The waterfall is about ¾ mile (1 km) from the ticket booth. It's a lovely walk—easy and not too steep—along a path that is wide, paved, and shaded. A network of trails leads off the main path and through the Botanical Garden. Here you'll find more than five thousand different types of plants from around the world. These are categorised into forty-one "defined zones", including Food Plants, Hawaiian Hibiscus, Medicinal, and Central & South American Flora.
But if you just can't make the walk, then jump in one of the golf carts that shuttle passengers from the ticket booth to the waterfall ($4 one-way $6 return). Either way, pick up a copy of the free Bird Identification Guide at the ticket booth before you head off. Birds are conspicuous throughout the Valley, and even the most unsophisticated bird-watching eye will spot the endangered Hawaiian Moorhen and the many other native, introduced, and migratory birds that live in the Valley.
Amateur bird-watchers consult the Bird Identification Guide
A farmers' market is held at the entrance to the Valley every Thursday from 3 p.m. to 7 p.m. It is well-worth timing your visit to coincide with this market, which is a fun and well-supported community event.
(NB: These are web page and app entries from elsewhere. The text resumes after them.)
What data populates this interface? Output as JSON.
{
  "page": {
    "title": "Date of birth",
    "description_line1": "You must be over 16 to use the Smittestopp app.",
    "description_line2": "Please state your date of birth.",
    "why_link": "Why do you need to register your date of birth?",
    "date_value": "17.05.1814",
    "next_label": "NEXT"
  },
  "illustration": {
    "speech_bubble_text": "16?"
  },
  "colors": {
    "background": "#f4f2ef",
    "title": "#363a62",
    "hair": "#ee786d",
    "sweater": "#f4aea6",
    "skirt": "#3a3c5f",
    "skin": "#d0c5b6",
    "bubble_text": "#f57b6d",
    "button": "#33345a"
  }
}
I go to buy the locally grown produce; and I linger to listen to the live music, to chat with friends, and to soak up the North Shore vibe. I always grab a freshly squeezed sugar cane juice to sip as I stroll around, and I always leave with a punnet of bright and crisp samphire—it's a "superfood", by the way.
You can buy samphire at the farmers' market at Waimea Valley